(The problem) Print the data once more, exactly as given. Drop the pictures.

Records from a dataset:
• • • • •
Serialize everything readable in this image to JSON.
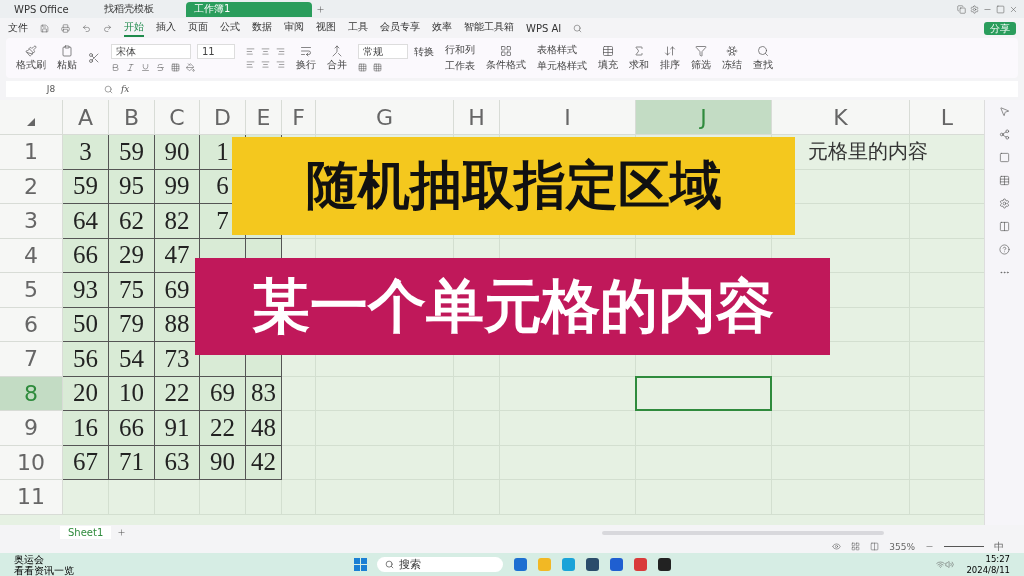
{
  "title_tabs": [
    {
      "label": "WPS Office",
      "selected": false
    },
    {
      "label": "找稻壳模板",
      "selected": false
    },
    {
      "label": "工作簿1",
      "selected": true
    }
  ],
  "menu": {
    "file": "文件",
    "tabs": [
      {
        "label": "开始",
        "selected": true
      },
      {
        "label": "插入",
        "selected": false
      },
      {
        "label": "页面",
        "selected": false
      },
      {
        "label": "公式",
        "selected": false
      },
      {
        "label": "数据",
        "selected": false
      },
      {
        "label": "审阅",
        "selected": false
      },
      {
        "label": "视图",
        "selected": false
      },
      {
        "label": "工具",
        "selected": false
      },
      {
        "label": "会员专享",
        "selected": false
      },
      {
        "label": "效率",
        "selected": false
      },
      {
        "label": "智能工具箱",
        "selected": false
      }
    ],
    "ai": "WPS AI",
    "share": "分享"
  },
  "ribbon": {
    "format_painter": "格式刷",
    "paste": "粘贴",
    "font": "宋体",
    "size": "11",
    "wrap": "换行",
    "merge": "合并",
    "number_format": "常规",
    "convert": "转换",
    "rows_cols": "行和列",
    "worksheet": "工作表",
    "cond_format": "条件格式",
    "table_style": "表格样式",
    "cell_style": "单元格样式",
    "tools": [
      "填充",
      "求和",
      "排序",
      "筛选",
      "冻结",
      "查找"
    ]
  },
  "formula_bar": {
    "name_box": "J8",
    "fx": "fx"
  },
  "sheet": {
    "columns": [
      {
        "label": "A",
        "selected": false
      },
      {
        "label": "B",
        "selected": false
      },
      {
        "label": "C",
        "selected": false
      },
      {
        "label": "D",
        "selected": false
      },
      {
        "label": "E",
        "selected": false
      },
      {
        "label": "F",
        "selected": false
      },
      {
        "label": "G",
        "selected": false
      },
      {
        "label": "H",
        "selected": false
      },
      {
        "label": "I",
        "selected": false
      },
      {
        "label": "J",
        "selected": true
      },
      {
        "label": "K",
        "selected": false
      },
      {
        "label": "L",
        "selected": false
      }
    ],
    "rows": [
      {
        "label": "1",
        "selected": false,
        "cells": [
          "3",
          "59",
          "90",
          "1",
          null,
          null,
          null,
          null,
          null,
          null,
          "元格里的内容",
          null
        ]
      },
      {
        "label": "2",
        "selected": false,
        "cells": [
          "59",
          "95",
          "99",
          "6",
          null,
          null,
          null,
          null,
          null,
          null,
          null,
          null
        ]
      },
      {
        "label": "3",
        "selected": false,
        "cells": [
          "64",
          "62",
          "82",
          "7",
          null,
          null,
          null,
          null,
          null,
          null,
          null,
          null
        ]
      },
      {
        "label": "4",
        "selected": false,
        "cells": [
          "66",
          "29",
          "47",
          null,
          null,
          null,
          null,
          null,
          null,
          null,
          null,
          null
        ]
      },
      {
        "label": "5",
        "selected": false,
        "cells": [
          "93",
          "75",
          "69",
          null,
          null,
          null,
          null,
          null,
          null,
          null,
          null,
          null
        ]
      },
      {
        "label": "6",
        "selected": false,
        "cells": [
          "50",
          "79",
          "88",
          null,
          null,
          null,
          null,
          null,
          null,
          null,
          null,
          null
        ]
      },
      {
        "label": "7",
        "selected": false,
        "cells": [
          "56",
          "54",
          "73",
          null,
          null,
          null,
          null,
          null,
          null,
          null,
          null,
          null
        ]
      },
      {
        "label": "8",
        "selected": true,
        "cells": [
          "20",
          "10",
          "22",
          "69",
          "83",
          null,
          null,
          null,
          null,
          null,
          null,
          null
        ]
      },
      {
        "label": "9",
        "selected": false,
        "cells": [
          "16",
          "66",
          "91",
          "22",
          "48",
          null,
          null,
          null,
          null,
          null,
          null,
          null
        ]
      },
      {
        "label": "10",
        "selected": false,
        "cells": [
          "67",
          "71",
          "63",
          "90",
          "42",
          null,
          null,
          null,
          null,
          null,
          null,
          null
        ]
      },
      {
        "label": "11",
        "selected": false,
        "cells": [
          null,
          null,
          null,
          null,
          null,
          null,
          null,
          null,
          null,
          null,
          null,
          null
        ]
      }
    ]
  },
  "overlays": [
    {
      "text": "随机抽取指定区域",
      "color": "#f4c81e"
    },
    {
      "text": "某一个单元格的内容",
      "color": "#c0185a"
    }
  ],
  "sheet_tabs": [
    {
      "label": "Sheet1",
      "selected": true
    }
  ],
  "status_bar": {
    "zoom": "355%",
    "ime": "中"
  },
  "taskbar": {
    "widget_title": "奥运会",
    "widget_subtitle": "看看资讯一览",
    "search": "搜索",
    "time": "15:27",
    "date": "2024/8/11"
  }
}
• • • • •
(Exercise output)
Serialize everything readable in this image to JSON.
{
  "title_tabs": [
    {
      "label": "WPS Office",
      "selected": false
    },
    {
      "label": "找稻壳模板",
      "selected": false
    },
    {
      "label": "工作簿1",
      "selected": true
    }
  ],
  "menu": {
    "file": "文件",
    "tabs": [
      {
        "label": "开始",
        "selected": true
      },
      {
        "label": "插入",
        "selected": false
      },
      {
        "label": "页面",
        "selected": false
      },
      {
        "label": "公式",
        "selected": false
      },
      {
        "label": "数据",
        "selected": false
      },
      {
        "label": "审阅",
        "selected": false
      },
      {
        "label": "视图",
        "selected": false
      },
      {
        "label": "工具",
        "selected": false
      },
      {
        "label": "会员专享",
        "selected": false
      },
      {
        "label": "效率",
        "selected": false
      },
      {
        "label": "智能工具箱",
        "selected": false
      }
    ],
    "ai": "WPS AI",
    "share": "分享"
  },
  "ribbon": {
    "format_painter": "格式刷",
    "paste": "粘贴",
    "font": "宋体",
    "size": "11",
    "wrap": "换行",
    "merge": "合并",
    "number_format": "常规",
    "convert": "转换",
    "rows_cols": "行和列",
    "worksheet": "工作表",
    "cond_format": "条件格式",
    "table_style": "表格样式",
    "cell_style": "单元格样式",
    "tools": [
      "填充",
      "求和",
      "排序",
      "筛选",
      "冻结",
      "查找"
    ]
  },
  "formula_bar": {
    "name_box": "J8",
    "fx": "fx"
  },
  "sheet": {
    "columns": [
      {
        "label": "A",
        "selected": false
      },
      {
        "label": "B",
        "selected": false
      },
      {
        "label": "C",
        "selected": false
      },
      {
        "label": "D",
        "selected": false
      },
      {
        "label": "E",
        "selected": false
      },
      {
        "label": "F",
        "selected": false
      },
      {
        "label": "G",
        "selected": false
      },
      {
        "label": "H",
        "selected": false
      },
      {
        "label": "I",
        "selected": false
      },
      {
        "label": "J",
        "selected": true
      },
      {
        "label": "K",
        "selected": false
      },
      {
        "label": "L",
        "selected": false
      }
    ],
    "rows": [
      {
        "label": "1",
        "selected": false,
        "cells": [
          "3",
          "59",
          "90",
          "1",
          null,
          null,
          null,
          null,
          null,
          null,
          "元格里的内容",
          null
        ]
      },
      {
        "label": "2",
        "selected": false,
        "cells": [
          "59",
          "95",
          "99",
          "6",
          null,
          null,
          null,
          null,
          null,
          null,
          null,
          null
        ]
      },
      {
        "label": "3",
        "selected": false,
        "cells": [
          "64",
          "62",
          "82",
          "7",
          null,
          null,
          null,
          null,
          null,
          null,
          null,
          null
        ]
      },
      {
        "label": "4",
        "selected": false,
        "cells": [
          "66",
          "29",
          "47",
          null,
          null,
          null,
          null,
          null,
          null,
          null,
          null,
          null
        ]
      },
      {
        "label": "5",
        "selected": false,
        "cells": [
          "93",
          "75",
          "69",
          null,
          null,
          null,
          null,
          null,
          null,
          null,
          null,
          null
        ]
      },
      {
        "label": "6",
        "selected": false,
        "cells": [
          "50",
          "79",
          "88",
          null,
          null,
          null,
          null,
          null,
          null,
          null,
          null,
          null
        ]
      },
      {
        "label": "7",
        "selected": false,
        "cells": [
          "56",
          "54",
          "73",
          null,
          null,
          null,
          null,
          null,
          null,
          null,
          null,
          null
        ]
      },
      {
        "label": "8",
        "selected": true,
        "cells": [
          "20",
          "10",
          "22",
          "69",
          "83",
          null,
          null,
          null,
          null,
          null,
          null,
          null
        ]
      },
      {
        "label": "9",
        "selected": false,
        "cells": [
          "16",
          "66",
          "91",
          "22",
          "48",
          null,
          null,
          null,
          null,
          null,
          null,
          null
        ]
      },
      {
        "label": "10",
        "selected": false,
        "cells": [
          "67",
          "71",
          "63",
          "90",
          "42",
          null,
          null,
          null,
          null,
          null,
          null,
          null
        ]
      },
      {
        "label": "11",
        "selected": false,
        "cells": [
          null,
          null,
          null,
          null,
          null,
          null,
          null,
          null,
          null,
          null,
          null,
          null
        ]
      }
    ]
  },
  "overlays": [
    {
      "text": "随机抽取指定区域",
      "color": "#f4c81e"
    },
    {
      "text": "某一个单元格的内容",
      "color": "#c0185a"
    }
  ],
  "sheet_tabs": [
    {
      "label": "Sheet1",
      "selected": true
    }
  ],
  "status_bar": {
    "zoom": "355%",
    "ime": "中"
  },
  "taskbar": {
    "widget_title": "奥运会",
    "widget_subtitle": "看看资讯一览",
    "search": "搜索",
    "time": "15:27",
    "date": "2024/8/11"
  }
}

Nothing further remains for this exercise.